There were many learned speakers and participants in the seminar. The Chairman, Dr. Panjab Singh, a reputed agronomist, said that the farmer today is suffering at the hands of the trader. He said that if a farmer carried his produce of vegetables to the market, the trader made him wait till the evening before striking a deal. This meant that the only choice the farmer had was either of throwing away his goods or to accept the price as dictated by the trader. He had no choice of taking the goods back as they would only rot at his own place. For example, he said that if the farmer had one ton of material to sell, he got the price for one ton; if two tons, he still got the price for one ton. If the quantity was four tons he get nothing and would have to throw away everything on the road side. He pointed to Dr S.K. Roy, sitting in the audience, inventor of a low-cost storage-bin costing only Rs.2,500 at that time. This bin required no energy and yet conserved the vegetables for upto a week. The irony of the situation was that while Dr. Roy received a national award for his invention, nobody came ahead to produce it. Had such bins been available to the farmers, they would not have been at the mercy of the traders, rejecting the low price offered at the end of the day, and bringing their produce back to the village – to carry it again the next day.
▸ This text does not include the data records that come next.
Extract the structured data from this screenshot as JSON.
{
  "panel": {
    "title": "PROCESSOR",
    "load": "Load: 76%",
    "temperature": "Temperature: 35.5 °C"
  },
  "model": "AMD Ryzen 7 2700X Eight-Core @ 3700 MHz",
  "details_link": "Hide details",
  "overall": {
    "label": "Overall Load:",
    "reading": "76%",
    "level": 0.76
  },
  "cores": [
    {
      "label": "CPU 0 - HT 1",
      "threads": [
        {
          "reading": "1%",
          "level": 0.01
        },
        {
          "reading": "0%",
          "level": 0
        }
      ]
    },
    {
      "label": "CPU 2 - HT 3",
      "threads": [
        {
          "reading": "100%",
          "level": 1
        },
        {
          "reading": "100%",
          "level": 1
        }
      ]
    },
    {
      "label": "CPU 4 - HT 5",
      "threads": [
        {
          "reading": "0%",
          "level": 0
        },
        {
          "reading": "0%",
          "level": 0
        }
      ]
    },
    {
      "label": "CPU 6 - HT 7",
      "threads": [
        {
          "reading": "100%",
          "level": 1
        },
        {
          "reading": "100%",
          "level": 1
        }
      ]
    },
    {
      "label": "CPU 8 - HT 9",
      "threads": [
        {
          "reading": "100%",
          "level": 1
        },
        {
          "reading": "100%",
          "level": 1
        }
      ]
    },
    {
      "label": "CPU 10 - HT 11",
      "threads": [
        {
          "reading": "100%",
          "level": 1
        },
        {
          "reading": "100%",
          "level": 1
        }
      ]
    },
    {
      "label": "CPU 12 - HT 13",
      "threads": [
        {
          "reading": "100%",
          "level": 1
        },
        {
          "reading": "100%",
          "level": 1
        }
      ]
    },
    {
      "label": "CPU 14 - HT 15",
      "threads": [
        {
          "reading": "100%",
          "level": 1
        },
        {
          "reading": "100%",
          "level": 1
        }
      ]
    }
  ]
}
Mercedes was happy having been able to sell 10 numbers of its latest model, introduced in India at a cost of Rs.54,00,000 each, on the very first day of the launch. 6 of these were sold in an industrial town! Just imagine these being sold in a town which has neither a proper airport nor roads wide and free enough for driving a Mercedes. The only reason why hundreds of Mercedes cars are bought there every year is just for showing-off the wealth. The buyers are the same people who would not pay better wages to a labourer of their region, but would prefer paying lower wages to the migrant labour from Bihar. Against the cost of one Mercedes of the latest version, they could have financed the supply of over 1000 storage-bins to the poor farmer. Who has the heart for doing such a thing? Has someone the magnanimity?

I am reminded of what Chanakya wrote: ‘The trader is the trustee of the society; what he gains he should plough back for the society’s benefit’!
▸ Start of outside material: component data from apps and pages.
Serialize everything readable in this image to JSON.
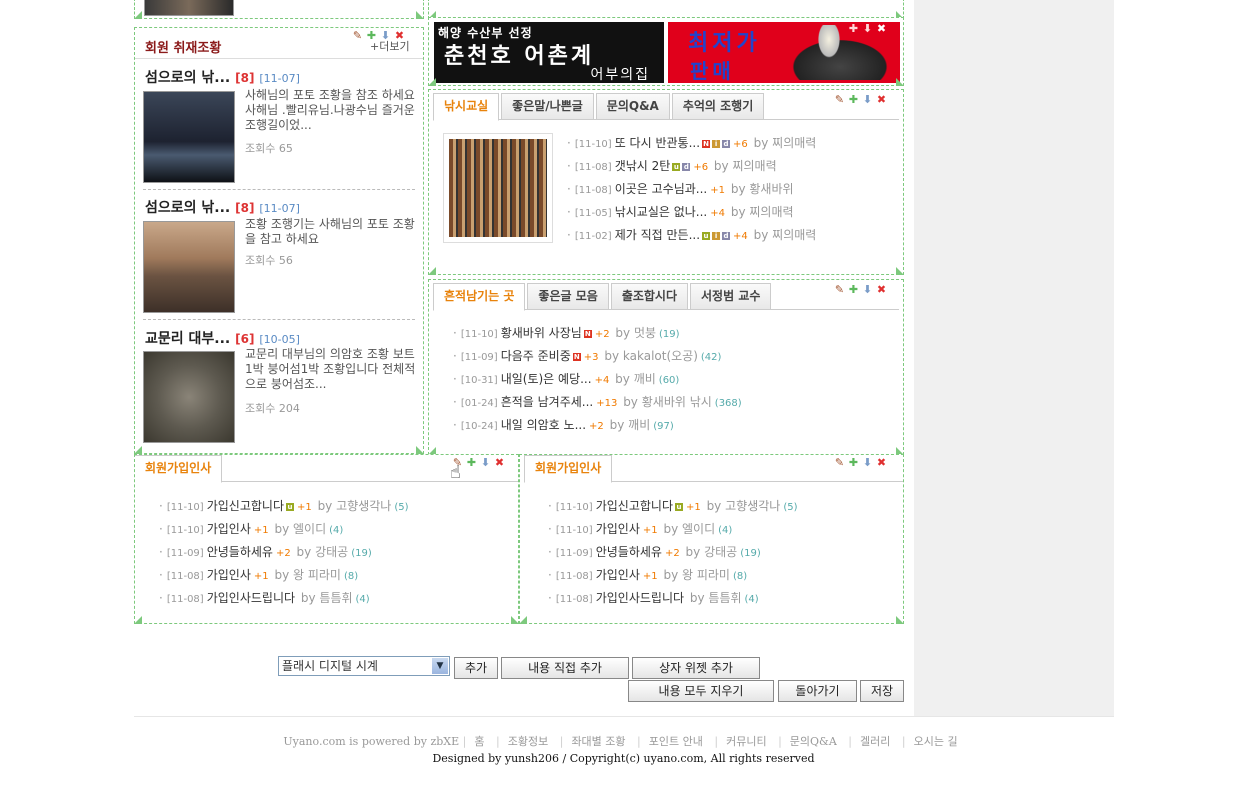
{
  "controls": {
    "edit": "✎",
    "add": "✚",
    "move": "⬇",
    "delete": "✖"
  },
  "member_photo": {
    "title": "회원 취재조황",
    "more": "+더보기",
    "items": [
      {
        "title": "섬으로의 낚...",
        "count": "[8]",
        "date": "[11-07]",
        "desc": "사해님의 포토 조황을 참조 하세요사해님 .빨리유님.나광수님 즐거운 조행길이었...",
        "views": "조회수 65"
      },
      {
        "title": "섬으로의 낚...",
        "count": "[8]",
        "date": "[11-07]",
        "desc": "조황 조행기는 사해님의 포토 조황을 참고 하세요",
        "views": "조회수 56"
      },
      {
        "title": "교문리 대부...",
        "count": "[6]",
        "date": "[10-05]",
        "desc": "교문리 대부님의 의암호 조황 보트1박 붕어섬1박 조황입니다 전체적으로 붕어섬조...",
        "views": "조회수 204"
      }
    ]
  },
  "banners": {
    "b1_top": "해양 수산부 선정",
    "b1_main": "춘천호 어촌계",
    "b1_sub": "어부의집",
    "b2_main": "최저가",
    "b2_sub": "판매"
  },
  "fishing": {
    "tabs": [
      "낚시교실",
      "좋은말/나쁜글",
      "문의Q&A",
      "추억의 조행기"
    ],
    "posts": [
      {
        "date": "[11-10]",
        "title": "또 다시 반관통...",
        "badges": [
          "N",
          "i",
          "d"
        ],
        "cmt": "+6",
        "by": "by",
        "author": "찌의매력"
      },
      {
        "date": "[11-08]",
        "title": "갯낚시 2탄",
        "badges": [
          "u",
          "d"
        ],
        "cmt": "+6",
        "by": "by",
        "author": "찌의매력"
      },
      {
        "date": "[11-08]",
        "title": "이곳은 고수님과...",
        "badges": [],
        "cmt": "+1",
        "by": "by",
        "author": "황새바위"
      },
      {
        "date": "[11-05]",
        "title": "낚시교실은 없나...",
        "badges": [],
        "cmt": "+4",
        "by": "by",
        "author": "찌의매력"
      },
      {
        "date": "[11-02]",
        "title": "제가 직접 만든...",
        "badges": [
          "u",
          "i",
          "d"
        ],
        "cmt": "+4",
        "by": "by",
        "author": "찌의매력"
      }
    ]
  },
  "traces": {
    "tabs": [
      "흔적남기는 곳",
      "좋은글 모음",
      "출조합시다",
      "서정범 교수"
    ],
    "posts": [
      {
        "date": "[11-10]",
        "title": "황새바위 사장님",
        "badges": [
          "N"
        ],
        "cmt": "+2",
        "by": "by",
        "author": "멋붕",
        "cnt": "(19)"
      },
      {
        "date": "[11-09]",
        "title": "다음주 준비중",
        "badges": [
          "N"
        ],
        "cmt": "+3",
        "by": "by",
        "author": "kakalot(오공)",
        "cnt": "(42)"
      },
      {
        "date": "[10-31]",
        "title": "내일(토)은 예당...",
        "badges": [],
        "cmt": "+4",
        "by": "by",
        "author": "깨비",
        "cnt": "(60)"
      },
      {
        "date": "[01-24]",
        "title": "흔적을 남겨주세...",
        "badges": [],
        "cmt": "+13",
        "by": "by",
        "author": "황새바위 낚시",
        "cnt": "(368)"
      },
      {
        "date": "[10-24]",
        "title": "내일 의암호 노...",
        "badges": [],
        "cmt": "+2",
        "by": "by",
        "author": "깨비",
        "cnt": "(97)"
      }
    ]
  },
  "greet_left": {
    "tab": "회원가입인사",
    "posts": [
      {
        "date": "[11-10]",
        "title": "가입신고합니다",
        "badges": [
          "u"
        ],
        "cmt": "+1",
        "by": "by",
        "author": "고향생각나",
        "cnt": "(5)"
      },
      {
        "date": "[11-10]",
        "title": "가입인사",
        "badges": [],
        "cmt": "+1",
        "by": "by",
        "author": "엘이디",
        "cnt": "(4)"
      },
      {
        "date": "[11-09]",
        "title": "안녕들하세유",
        "badges": [],
        "cmt": "+2",
        "by": "by",
        "author": "강태공",
        "cnt": "(19)"
      },
      {
        "date": "[11-08]",
        "title": "가입인사",
        "badges": [],
        "cmt": "+1",
        "by": "by",
        "author": "왕 피라미",
        "cnt": "(8)"
      },
      {
        "date": "[11-08]",
        "title": "가입인사드립니다",
        "badges": [],
        "cmt": "",
        "by": "by",
        "author": "틈틈휘",
        "cnt": "(4)"
      }
    ]
  },
  "greet_right": {
    "tab": "회원가입인사",
    "posts": [
      {
        "date": "[11-10]",
        "title": "가입신고합니다",
        "badges": [
          "u"
        ],
        "cmt": "+1",
        "by": "by",
        "author": "고향생각나",
        "cnt": "(5)"
      },
      {
        "date": "[11-10]",
        "title": "가입인사",
        "badges": [],
        "cmt": "+1",
        "by": "by",
        "author": "엘이디",
        "cnt": "(4)"
      },
      {
        "date": "[11-09]",
        "title": "안녕들하세유",
        "badges": [],
        "cmt": "+2",
        "by": "by",
        "author": "강태공",
        "cnt": "(19)"
      },
      {
        "date": "[11-08]",
        "title": "가입인사",
        "badges": [],
        "cmt": "+1",
        "by": "by",
        "author": "왕 피라미",
        "cnt": "(8)"
      },
      {
        "date": "[11-08]",
        "title": "가입인사드립니다",
        "badges": [],
        "cmt": "",
        "by": "by",
        "author": "틈틈휘",
        "cnt": "(4)"
      }
    ]
  },
  "toolbar": {
    "select_value": "플래시 디지털 시계",
    "add": "추가",
    "add_direct": "내용 직접 추가",
    "add_box": "상자 위젯 추가",
    "clear_all": "내용 모두 지우기",
    "back": "돌아가기",
    "save": "저장"
  },
  "footer": {
    "powered": "Uyano.com is powered by zbXE",
    "links": [
      "홈",
      "조황정보",
      "좌대별 조황",
      "포인트 안내",
      "커뮤니티",
      "문의Q&A",
      "겔러리",
      "오시는 길"
    ],
    "copyright": "Designed by yunsh206 / Copyright(c) uyano.com, All rights reserved"
  }
}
At the end, I would appeal to all those, who have a girl as their eldest child, to try to educate others who are newly-married and might be on the way to their first conception, not to deny the first child, if a girl, the right to be born.

Further, I would be happy if we could do something for the poor farmer. The nation cannot live without the farmer, just with the industry alone. I had made a suggestion for low-cost pilot food-processing plants to be introduced at the village level.

This could save much of the fruits and vegetables that get damaged in transit.

Surendra Kumar New Delhi 31-03-2009